Gardner makes fast impression in camp

Gardner makes fast impression in camp

TAMPA, Fla. -- A bunt?

A bunt to start an intrasquad game against Kei Igawa and what most likely will be the Yankees' Opening Day lineup?

"I was completely surprised," Igawa said. "I never thought he'd bunt to lead off the game. I thought, because I was a new pitcher and he had never seen me pitch before, he would, at least, see one pitch go by."

But the left-handed-hitting Gardner didn't work the count, instead placing a bunt cleanly between Igawa and first baseman Doug Mientkiewicz.

"That's part of my game," said the 23-year-old Gardner, who batted .298 and had 58 stolen bases last season in 118 games with Class A Tampa and Double-A Trenton. "I talked to the [coaching staff] before the game and they said to try bunting sometime during the game. I said, 'Hey, I'm facing a lefty right here, so I might as well get it out of the way now.' I'm pretty confident with it and that's one of the main ways I use to get on base. I'm happy the way it worked out."

It might sound outlandish or even a bit bold, but Gardner's actions are indicative of the type of player he is. And it is his energy and effort that make teammates happy to be playing alongside him.

"We weren't surprised at all," said third-base prospect Eric Duncan, who played with Gardner last year at Trenton. "He knows what it takes to be successful on the field, and his work ethic and energy translates to the rest of the team. He's going hard all the time, sliding headfirst into first base, stretching doubles into triples. That type of play resonates through the dugout, and the other guys want to put forth that same type of effort."

Standing at 5-foot-10 and 180 pounds, Gardner doesn't come across as imposing a player as his locker neighbor in training camp, Alex Rodriguez (6-foot-3, 225), does, but that hasn't prevented the College of Charleston graduate to aspire past expectations.

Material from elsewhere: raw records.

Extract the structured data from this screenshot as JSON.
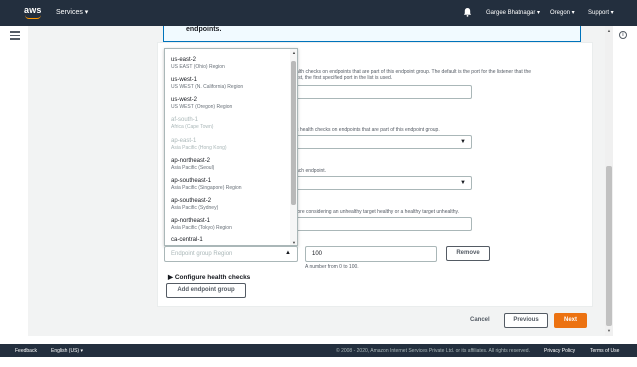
{
  "topbar": {
    "logo": "aws",
    "services_label": "Services ▾",
    "user_label": "Gargee Bhatnagar ▾",
    "region_label": "Oregon ▾",
    "support_label": "Support ▾",
    "bg_color": "#232f3e",
    "accent_color": "#ff9900"
  },
  "alert": {
    "text": "endpoints."
  },
  "form": {
    "port_help_1": "alth checks on endpoints that are part of this endpoint group. The default is the port for the listener that the",
    "port_help_2": "list, the first specified port in the list is used.",
    "protocol_help": "s health checks on endpoints that are part of this endpoint group.",
    "interval_help": "ach endpoint.",
    "threshold_help": "fore considering an unhealthy target healthy or a healthy target unhealthy."
  },
  "dropdown": {
    "items": [
      {
        "name": "us-east-2",
        "desc": "US EAST (Ohio) Region",
        "disabled": false
      },
      {
        "name": "us-west-1",
        "desc": "US WEST (N. California) Region",
        "disabled": false
      },
      {
        "name": "us-west-2",
        "desc": "US WEST (Oregon) Region",
        "disabled": false
      },
      {
        "name": "af-south-1",
        "desc": "Africa (Cape Town)",
        "disabled": true
      },
      {
        "name": "ap-east-1",
        "desc": "Asia Pacific (Hong Kong)",
        "disabled": true
      },
      {
        "name": "ap-northeast-2",
        "desc": "Asia Pacific (Seoul)",
        "disabled": false
      },
      {
        "name": "ap-southeast-1",
        "desc": "Asia Pacific (Singapore) Region",
        "disabled": false
      },
      {
        "name": "ap-southeast-2",
        "desc": "Asia Pacific (Sydney)",
        "disabled": false
      },
      {
        "name": "ap-northeast-1",
        "desc": "Asia Pacific (Tokyo) Region",
        "disabled": false
      },
      {
        "name": "ca-central-1",
        "desc": "",
        "disabled": false
      }
    ]
  },
  "endpoint_group": {
    "region_placeholder": "Endpoint group Region",
    "traffic_dial_value": "100",
    "traffic_dial_help": "A number from 0 to 100.",
    "remove_label": "Remove",
    "configure_health_checks_label": "Configure health checks",
    "add_endpoint_group_label": "Add endpoint group"
  },
  "actions": {
    "cancel_label": "Cancel",
    "previous_label": "Previous",
    "next_label": "Next",
    "primary_color": "#ec7211"
  },
  "footer": {
    "feedback_label": "Feedback",
    "language_label": "English (US) ▾",
    "copyright": "© 2008 - 2020, Amazon Internet Services Private Ltd. or its affiliates. All rights reserved.",
    "privacy_label": "Privacy Policy",
    "terms_label": "Terms of Use"
  }
}
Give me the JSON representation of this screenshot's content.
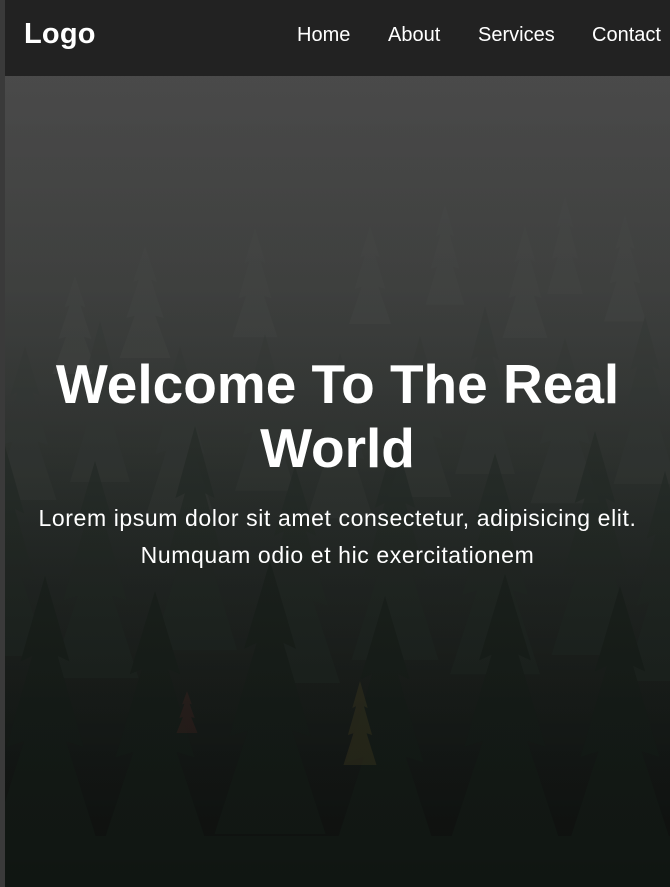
{
  "navbar": {
    "logo": "Logo",
    "links": [
      {
        "label": "Home"
      },
      {
        "label": "About"
      },
      {
        "label": "Services"
      },
      {
        "label": "Contact"
      }
    ]
  },
  "hero": {
    "title": "Welcome To The Real World",
    "text": "Lorem ipsum dolor sit amet consectetur, adipisicing elit. Numquam odio et hic exercitationem",
    "background": "misty-pine-forest-image"
  },
  "colors": {
    "navbar_bg": "#222222",
    "text": "#ffffff",
    "overlay": "#141414"
  }
}
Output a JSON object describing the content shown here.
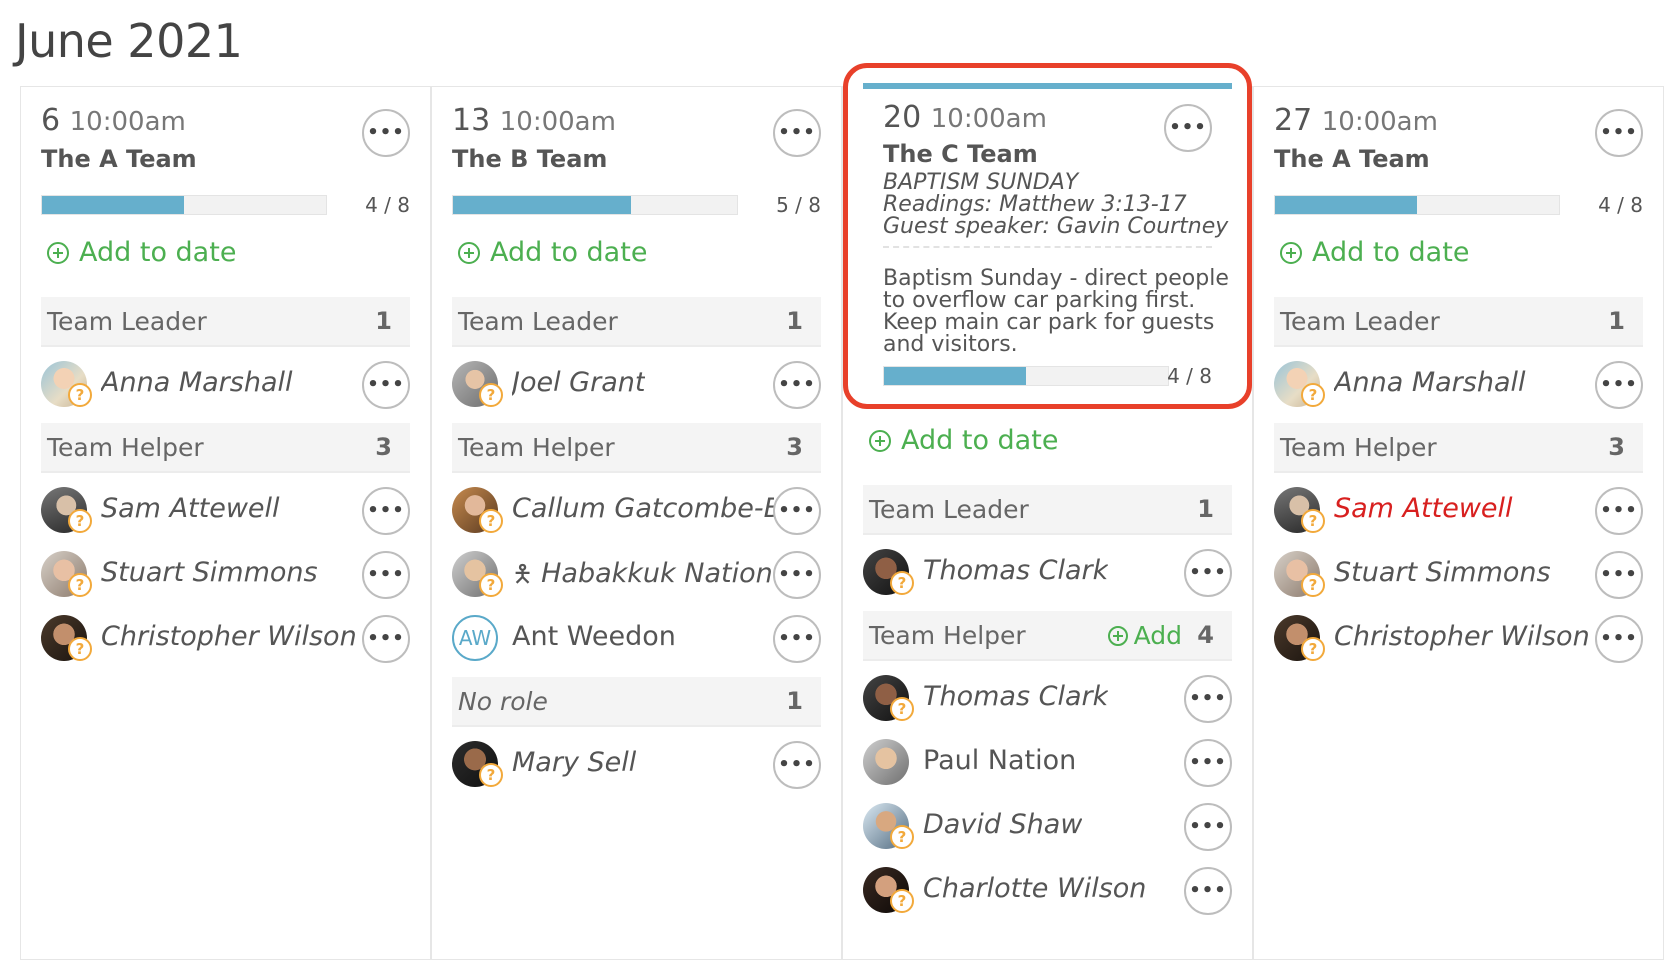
{
  "page": {
    "title": "June 2021"
  },
  "labels": {
    "add_to_date": "Add to date",
    "more": "•••",
    "add": "Add",
    "unknown_badge": "?"
  },
  "columns": [
    {
      "day": "6",
      "time": "10:00am",
      "team": "The A Team",
      "count": "4 / 8",
      "progress": 0.5,
      "roles": [
        {
          "name": "Team Leader",
          "count": "1",
          "people": [
            {
              "name": "Anna Marshall"
            }
          ]
        },
        {
          "name": "Team Helper",
          "count": "3",
          "people": [
            {
              "name": "Sam Attewell"
            },
            {
              "name": "Stuart Simmons"
            },
            {
              "name": "Christopher Wilson"
            }
          ]
        }
      ]
    },
    {
      "day": "13",
      "time": "10:00am",
      "team": "The B Team",
      "count": "5 / 8",
      "progress": 0.625,
      "roles": [
        {
          "name": "Team Leader",
          "count": "1",
          "people": [
            {
              "name": "Joel Grant"
            }
          ]
        },
        {
          "name": "Team Helper",
          "count": "3",
          "people": [
            {
              "name": "Callum Gatcombe-Batt"
            },
            {
              "name": "Habakkuk Nation"
            },
            {
              "name": "Ant Weedon",
              "initials": "AW"
            }
          ]
        },
        {
          "name": "No role",
          "count": "1",
          "people": [
            {
              "name": "Mary Sell"
            }
          ]
        }
      ]
    },
    {
      "day": "20",
      "time": "10:00am",
      "team": "The C Team",
      "count": "4 / 8",
      "progress": 0.5,
      "desc": [
        "BAPTISM SUNDAY",
        "Readings: Matthew 3:13-17",
        "Guest speaker: Gavin Courtney"
      ],
      "note": "Baptism Sunday - direct people to overflow car parking first. Keep main car park for guests and visitors.",
      "roles": [
        {
          "name": "Team Leader",
          "count": "1",
          "people": [
            {
              "name": "Thomas Clark"
            }
          ]
        },
        {
          "name": "Team Helper",
          "count": "4",
          "people": [
            {
              "name": "Thomas Clark"
            },
            {
              "name": "Paul Nation"
            },
            {
              "name": "David Shaw"
            },
            {
              "name": "Charlotte Wilson"
            }
          ]
        }
      ]
    },
    {
      "day": "27",
      "time": "10:00am",
      "team": "The A Team",
      "count": "4 / 8",
      "progress": 0.5,
      "roles": [
        {
          "name": "Team Leader",
          "count": "1",
          "people": [
            {
              "name": "Anna Marshall"
            }
          ]
        },
        {
          "name": "Team Helper",
          "count": "3",
          "people": [
            {
              "name": "Sam Attewell"
            },
            {
              "name": "Stuart Simmons"
            },
            {
              "name": "Christopher Wilson"
            }
          ]
        }
      ]
    }
  ],
  "colors": {
    "accent_blue": "#66afcc",
    "green": "#4caf50",
    "highlight_red": "#e8402a",
    "warning_orange": "#f2a93b",
    "conflict_red": "#d8201f"
  }
}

Undrafted after his junior season, Gardner, whose dad played with the Phillies, overcame doubters to be the Yankees' third-round pick in the 2005 First-Year Player Draft. Because of his blazing speed and overwhelming talent, Baseball America rated him as the fastest baserunner and best defensive outfielder in the organization. The lefty utilizes his speed to change the game in various ways, both on offense and defense.

He proved that after he reached base in the first inning against Igawa. Outfield prospect Bronson Sardinha came up to bat after Gardner and saw a full plate of fastballs strictly because of the Igawa's fear that Gardner would attempt to steal second base.

"I was talking to Sardinha later and was asking him what Igawa's breaking-ball stuff was like, and Sardinha said he never saw any," Duncan said. "I'm sure Igawa was cognizant of his speed on the basepaths. And that's the way he changes the way pitchers think. He makes them quicken up a bit when they go out of the stretch. And, then, if you're following him [in the lineup], you see better pitches because pitchers have to throw types of pitches they wouldn't normally want to toss."

Pitchers love to have Gardner playing the field when they're on the mound, however.

"From an impact standpoint, he's one of those guys you want to go to battle with all the time," said pitching prospect Matt DeSalvo, who played with Gardner last year in Trenton. "He covers so much ground out there that you know you can throw certain pitches with the feeling that he'll be able to get line drives in the gap. If someone does drop one in there, he'll keep a guy at first instead of someone typically stretching it into a double. His speed helps a pitcher out, as well, because if you're in a jam, then maybe you can throw that two-seamer over the plate and get a double play. He's one of those guys that can make things happen in so many ways."

Gardner has taken advantage of his first invite to Major League camp by noticing the way professionals around him like Derek Jeter and Johnny Damon act. And he's also made the most of his time with bench coach Don Mattingly and special instructor Reggie Jackson.

"This has been a pretty cool experience and a great learning environment," said Gardner. "It's something I'll definitely remember and learn from. I've talked to Mattingly about hitting and gotten advice from Reggie about being a professional and making it to the next level. I haven't really talked to the players, but I've learned a lot just from watching how they handle their business and the way they present themselves."

Gardner idolized Pete Rose when he was growing up and emulates the hustle and energy Rose brought to every game. He watched ESPN Classic as often as he could and made sure to catch highlights of baseball's all-time hit king who spent his glory days with the Cincinnati Reds.

"He played the game so hard and gave it everything he had on every play," said Gardner, who scored 59 runs in 55 games with Trenton in 2006. "That's how I am and how I like to play the game. I just go hard all the time. Hopefully, that's something that will be noticed and will take me to the big leagues soon."

If Gardner keeps giving this all-out approach in everything he does, Yankees fans may soon be seeing his hustle and energy in the Bronx.

Chris Girandola is a contributor to This story was not subject to the approval of Major League Baseball or its clubs.